• Brief:
Please show every line from the entries that carries the word "this".

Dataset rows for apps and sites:
##############################

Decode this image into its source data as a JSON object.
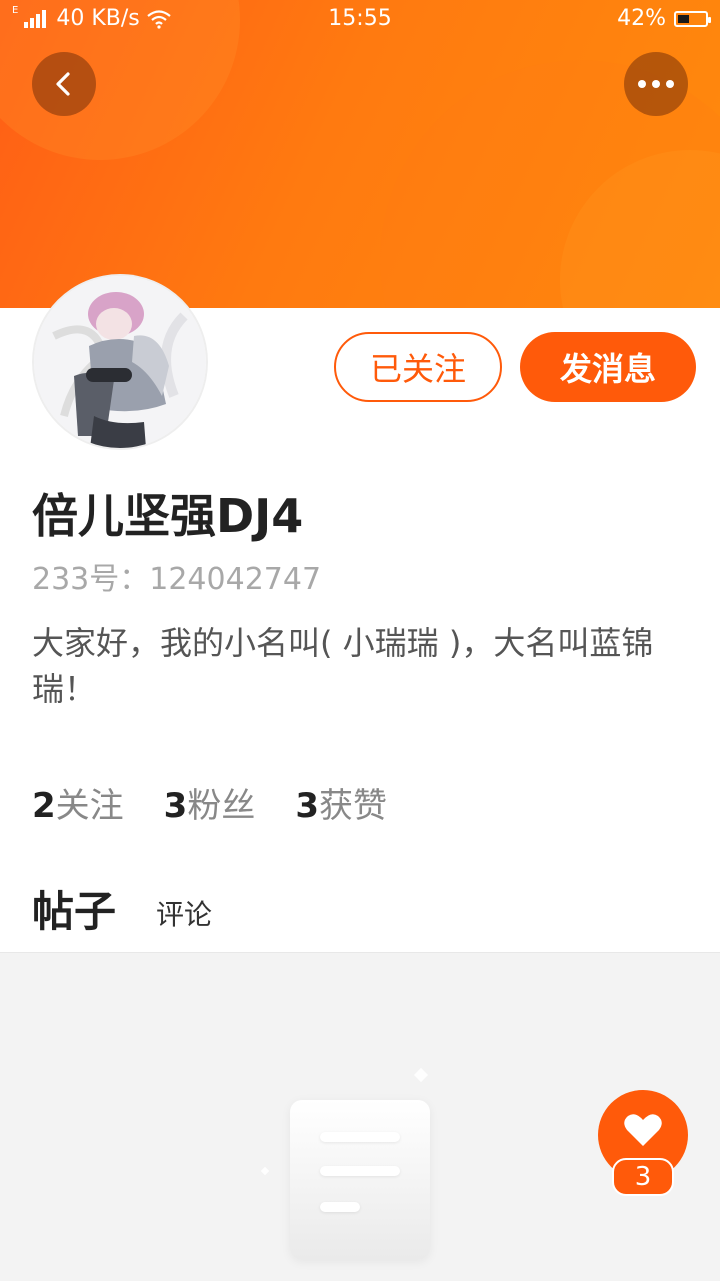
{
  "status_bar": {
    "network_type": "E",
    "speed": "40 KB/s",
    "time": "15:55",
    "battery": "42%",
    "battery_level": 0.42
  },
  "header": {
    "back_icon": "chevron-left-icon",
    "more_icon": "more-dots-icon"
  },
  "profile": {
    "follow_button": "已关注",
    "message_button": "发消息",
    "username": "倍儿坚强DJ4",
    "user_id": "233号：124042747",
    "bio": "大家好，我的小名叫(  小瑞瑞  )，大名叫蓝锦瑞！"
  },
  "stats": [
    {
      "count": "2",
      "label": "关注"
    },
    {
      "count": "3",
      "label": "粉丝"
    },
    {
      "count": "3",
      "label": "获赞"
    }
  ],
  "tabs": [
    {
      "label": "帖子",
      "active": true
    },
    {
      "label": "评论",
      "active": false
    }
  ],
  "like_fab": {
    "icon": "heart-icon",
    "count": "3"
  },
  "colors": {
    "accent": "#ff5a0a",
    "banner_start": "#ff5e16",
    "banner_end": "#ff8a0c"
  }
}
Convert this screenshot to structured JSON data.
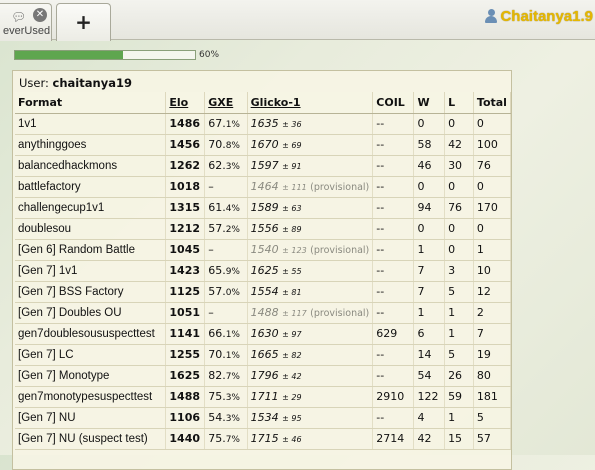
{
  "tabs": {
    "previous_label": "everUsed",
    "new_tab_label": "+"
  },
  "user_menu": {
    "username": "Chaitanya1.9"
  },
  "progress": {
    "percent": 60,
    "label": "60%"
  },
  "stats_panel": {
    "user_prefix": "User: ",
    "user_name": "chaitanya19",
    "columns": [
      "Format",
      "Elo",
      "GXE",
      "Glicko-1",
      "COIL",
      "W",
      "L",
      "Total"
    ],
    "rows": [
      {
        "format": "1v1",
        "elo": "1486",
        "gxe_int": "67.",
        "gxe_dec": "1%",
        "glicko": "1635",
        "dev": "± 36",
        "prov": "",
        "coil": "--",
        "w": "0",
        "l": "0",
        "total": "0"
      },
      {
        "format": "anythinggoes",
        "elo": "1456",
        "gxe_int": "70.",
        "gxe_dec": "8%",
        "glicko": "1670",
        "dev": "± 69",
        "prov": "",
        "coil": "--",
        "w": "58",
        "l": "42",
        "total": "100"
      },
      {
        "format": "balancedhackmons",
        "elo": "1262",
        "gxe_int": "62.",
        "gxe_dec": "3%",
        "glicko": "1597",
        "dev": "± 91",
        "prov": "",
        "coil": "--",
        "w": "46",
        "l": "30",
        "total": "76"
      },
      {
        "format": "battlefactory",
        "elo": "1018",
        "gxe_int": "–",
        "gxe_dec": "",
        "glicko": "1464",
        "dev": "± 111",
        "prov": "(provisional)",
        "coil": "--",
        "w": "0",
        "l": "0",
        "total": "0"
      },
      {
        "format": "challengecup1v1",
        "elo": "1315",
        "gxe_int": "61.",
        "gxe_dec": "4%",
        "glicko": "1589",
        "dev": "± 63",
        "prov": "",
        "coil": "--",
        "w": "94",
        "l": "76",
        "total": "170"
      },
      {
        "format": "doublesou",
        "elo": "1212",
        "gxe_int": "57.",
        "gxe_dec": "2%",
        "glicko": "1556",
        "dev": "± 89",
        "prov": "",
        "coil": "--",
        "w": "0",
        "l": "0",
        "total": "0"
      },
      {
        "format": "[Gen 6] Random Battle",
        "elo": "1045",
        "gxe_int": "–",
        "gxe_dec": "",
        "glicko": "1540",
        "dev": "± 123",
        "prov": "(provisional)",
        "coil": "--",
        "w": "1",
        "l": "0",
        "total": "1"
      },
      {
        "format": "[Gen 7] 1v1",
        "elo": "1423",
        "gxe_int": "65.",
        "gxe_dec": "9%",
        "glicko": "1625",
        "dev": "± 55",
        "prov": "",
        "coil": "--",
        "w": "7",
        "l": "3",
        "total": "10"
      },
      {
        "format": "[Gen 7] BSS Factory",
        "elo": "1125",
        "gxe_int": "57.",
        "gxe_dec": "0%",
        "glicko": "1554",
        "dev": "± 81",
        "prov": "",
        "coil": "--",
        "w": "7",
        "l": "5",
        "total": "12"
      },
      {
        "format": "[Gen 7] Doubles OU",
        "elo": "1051",
        "gxe_int": "–",
        "gxe_dec": "",
        "glicko": "1488",
        "dev": "± 117",
        "prov": "(provisional)",
        "coil": "--",
        "w": "1",
        "l": "1",
        "total": "2"
      },
      {
        "format": "gen7doublesoususpecttest",
        "elo": "1141",
        "gxe_int": "66.",
        "gxe_dec": "1%",
        "glicko": "1630",
        "dev": "± 97",
        "prov": "",
        "coil": "629",
        "w": "6",
        "l": "1",
        "total": "7"
      },
      {
        "format": "[Gen 7] LC",
        "elo": "1255",
        "gxe_int": "70.",
        "gxe_dec": "1%",
        "glicko": "1665",
        "dev": "± 82",
        "prov": "",
        "coil": "--",
        "w": "14",
        "l": "5",
        "total": "19"
      },
      {
        "format": "[Gen 7] Monotype",
        "elo": "1625",
        "gxe_int": "82.",
        "gxe_dec": "7%",
        "glicko": "1796",
        "dev": "± 42",
        "prov": "",
        "coil": "--",
        "w": "54",
        "l": "26",
        "total": "80"
      },
      {
        "format": "gen7monotypesuspecttest",
        "elo": "1488",
        "gxe_int": "75.",
        "gxe_dec": "3%",
        "glicko": "1711",
        "dev": "± 29",
        "prov": "",
        "coil": "2910",
        "w": "122",
        "l": "59",
        "total": "181"
      },
      {
        "format": "[Gen 7] NU",
        "elo": "1106",
        "gxe_int": "54.",
        "gxe_dec": "3%",
        "glicko": "1534",
        "dev": "± 95",
        "prov": "",
        "coil": "--",
        "w": "4",
        "l": "1",
        "total": "5"
      },
      {
        "format": "[Gen 7] NU (suspect test)",
        "elo": "1440",
        "gxe_int": "75.",
        "gxe_dec": "7%",
        "glicko": "1715",
        "dev": "± 46",
        "prov": "",
        "coil": "2714",
        "w": "42",
        "l": "15",
        "total": "57"
      }
    ]
  }
}
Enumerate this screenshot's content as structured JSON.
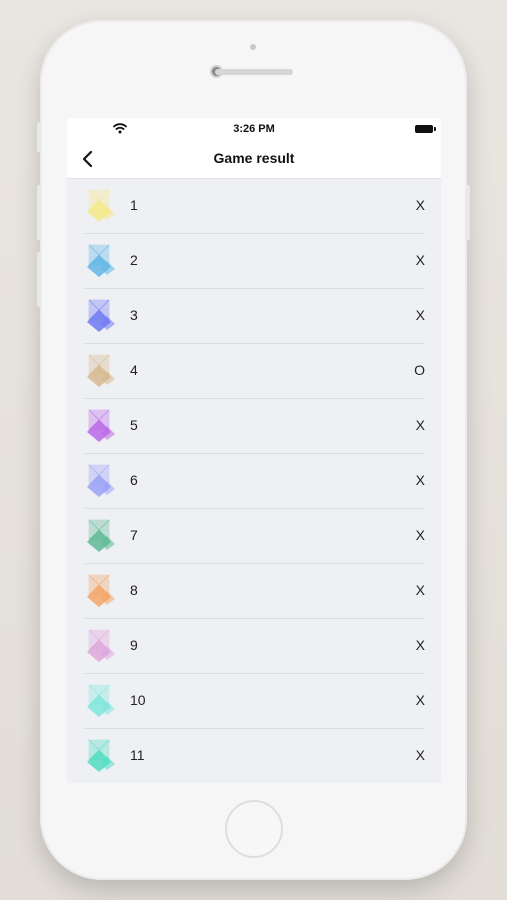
{
  "status_bar": {
    "time": "3:26 PM",
    "wifi_icon": "wifi-icon",
    "battery_icon": "battery-icon"
  },
  "nav": {
    "title": "Game result",
    "back_icon": "chevron-left-icon"
  },
  "results": [
    {
      "number": "1",
      "result": "X",
      "color": "#f5e98a"
    },
    {
      "number": "2",
      "result": "X",
      "color": "#5fb6e6"
    },
    {
      "number": "3",
      "result": "X",
      "color": "#6f79f2"
    },
    {
      "number": "4",
      "result": "O",
      "color": "#d6b98e"
    },
    {
      "number": "5",
      "result": "X",
      "color": "#b969e6"
    },
    {
      "number": "6",
      "result": "X",
      "color": "#9aa2f6"
    },
    {
      "number": "7",
      "result": "X",
      "color": "#5fb894"
    },
    {
      "number": "8",
      "result": "X",
      "color": "#f4a467"
    },
    {
      "number": "9",
      "result": "X",
      "color": "#dea6dc"
    },
    {
      "number": "10",
      "result": "X",
      "color": "#7fe6dc"
    },
    {
      "number": "11",
      "result": "X",
      "color": "#52dcc2"
    }
  ]
}
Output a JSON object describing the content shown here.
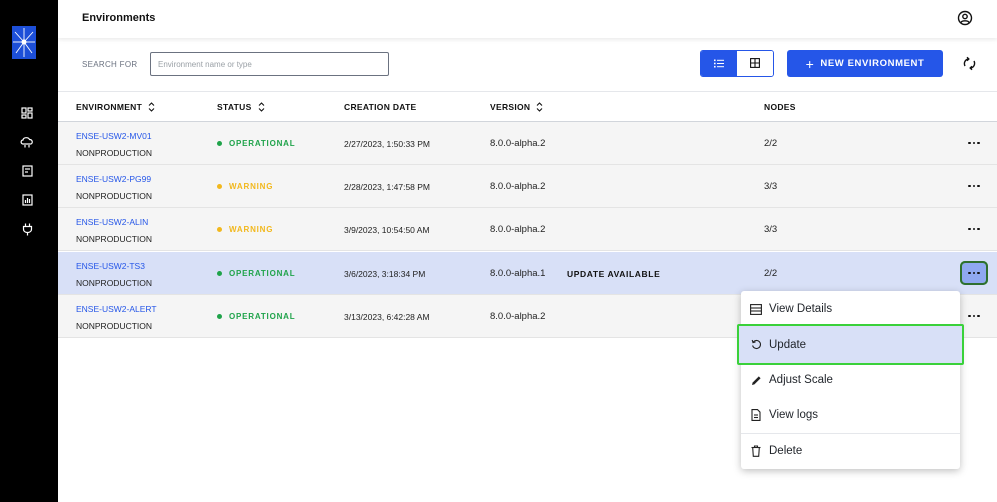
{
  "app": {
    "page_title": "Environments"
  },
  "toolbar": {
    "search_label": "SEARCH FOR",
    "search_placeholder": "Environment name or type",
    "search_value": "",
    "new_env_label": "NEW ENVIRONMENT",
    "new_env_icon": "plus-icon",
    "view_modes": [
      "list-view-icon",
      "grid-view-icon"
    ],
    "active_view": "list"
  },
  "sidebar": {
    "items": [
      {
        "icon": "dashboard-icon"
      },
      {
        "icon": "cloud-icon"
      },
      {
        "icon": "document-icon"
      },
      {
        "icon": "chart-icon"
      },
      {
        "icon": "plug-icon"
      }
    ]
  },
  "table": {
    "columns": [
      "ENVIRONMENT",
      "STATUS",
      "CREATION DATE",
      "VERSION",
      "NODES"
    ],
    "rows": [
      {
        "name": "ENSE-USW2-MV01",
        "type": "NONPRODUCTION",
        "status": "OPERATIONAL",
        "date": "2/27/2023, 1:50:33 PM",
        "version": "8.0.0-alpha.2",
        "update": "",
        "nodes": "2/2"
      },
      {
        "name": "ENSE-USW2-PG99",
        "type": "NONPRODUCTION",
        "status": "WARNING",
        "date": "2/28/2023, 1:47:58 PM",
        "version": "8.0.0-alpha.2",
        "update": "",
        "nodes": "3/3"
      },
      {
        "name": "ENSE-USW2-ALIN",
        "type": "NONPRODUCTION",
        "status": "WARNING",
        "date": "3/9/2023, 10:54:50 AM",
        "version": "8.0.0-alpha.2",
        "update": "",
        "nodes": "3/3"
      },
      {
        "name": "ENSE-USW2-TS3",
        "type": "NONPRODUCTION",
        "status": "OPERATIONAL",
        "date": "3/6/2023, 3:18:34 PM",
        "version": "8.0.0-alpha.1",
        "update": "UPDATE AVAILABLE",
        "nodes": "2/2"
      },
      {
        "name": "ENSE-USW2-ALERT",
        "type": "NONPRODUCTION",
        "status": "OPERATIONAL",
        "date": "3/13/2023, 6:42:28 AM",
        "version": "8.0.0-alpha.2",
        "update": "",
        "nodes": ""
      }
    ]
  },
  "colors": {
    "accent": "#2556e8",
    "operational": "#1fa34a",
    "warning": "#f2b81d",
    "selected_row": "#d8e0f7",
    "highlight_outline": "#3ad13a"
  },
  "menu": {
    "items": [
      {
        "label": "View Details",
        "icon": "table-icon"
      },
      {
        "label": "Update",
        "icon": "refresh-icon"
      },
      {
        "label": "Adjust Scale",
        "icon": "pencil-icon"
      },
      {
        "label": "View logs",
        "icon": "file-icon"
      },
      {
        "label": "Delete",
        "icon": "trash-icon"
      }
    ]
  }
}
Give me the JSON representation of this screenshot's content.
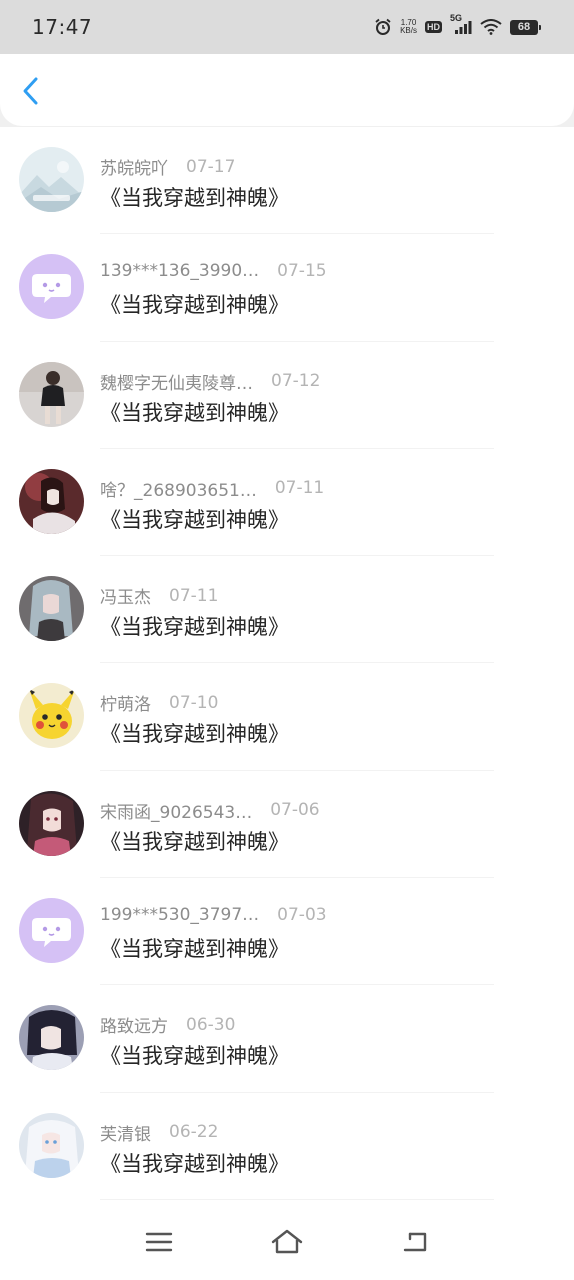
{
  "status_bar": {
    "time": "17:47",
    "net_speed_value": "1.70",
    "net_speed_unit": "KB/s",
    "hd_label": "HD",
    "network_label": "5G",
    "battery_level": "68"
  },
  "header": {
    "back_icon": "chevron-left-icon",
    "accent_color": "#2f9ef2"
  },
  "list": {
    "items": [
      {
        "name": "苏皖皖吖",
        "date": "07-17",
        "title": "《当我穿越到神魄》",
        "avatar": "landscape-placeholder"
      },
      {
        "name": "139***136_3990…",
        "date": "07-15",
        "title": "《当我穿越到神魄》",
        "avatar": "default-chat-avatar"
      },
      {
        "name": "魏樱字无仙夷陵尊…",
        "date": "07-12",
        "title": "《当我穿越到神魄》",
        "avatar": "photo"
      },
      {
        "name": "啥？_268903651…",
        "date": "07-11",
        "title": "《当我穿越到神魄》",
        "avatar": "photo"
      },
      {
        "name": "冯玉杰",
        "date": "07-11",
        "title": "《当我穿越到神魄》",
        "avatar": "photo"
      },
      {
        "name": "柠萌洛",
        "date": "07-10",
        "title": "《当我穿越到神魄》",
        "avatar": "photo"
      },
      {
        "name": "宋雨函_9026543…",
        "date": "07-06",
        "title": "《当我穿越到神魄》",
        "avatar": "photo"
      },
      {
        "name": "199***530_3797…",
        "date": "07-03",
        "title": "《当我穿越到神魄》",
        "avatar": "default-chat-avatar"
      },
      {
        "name": "路致远方",
        "date": "06-30",
        "title": "《当我穿越到神魄》",
        "avatar": "photo"
      },
      {
        "name": "芙清银",
        "date": "06-22",
        "title": "《当我穿越到神魄》",
        "avatar": "photo"
      }
    ]
  },
  "nav_bar": {
    "menu_icon": "menu-icon",
    "home_icon": "home-icon",
    "back_icon": "back-icon"
  }
}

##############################

• Response area:
Decode this image into its source data as a JSON object.
Convert this screenshot to structured JSON data.
Enumerate this screenshot's content as structured JSON.
Give me the JSON representation of this screenshot's content.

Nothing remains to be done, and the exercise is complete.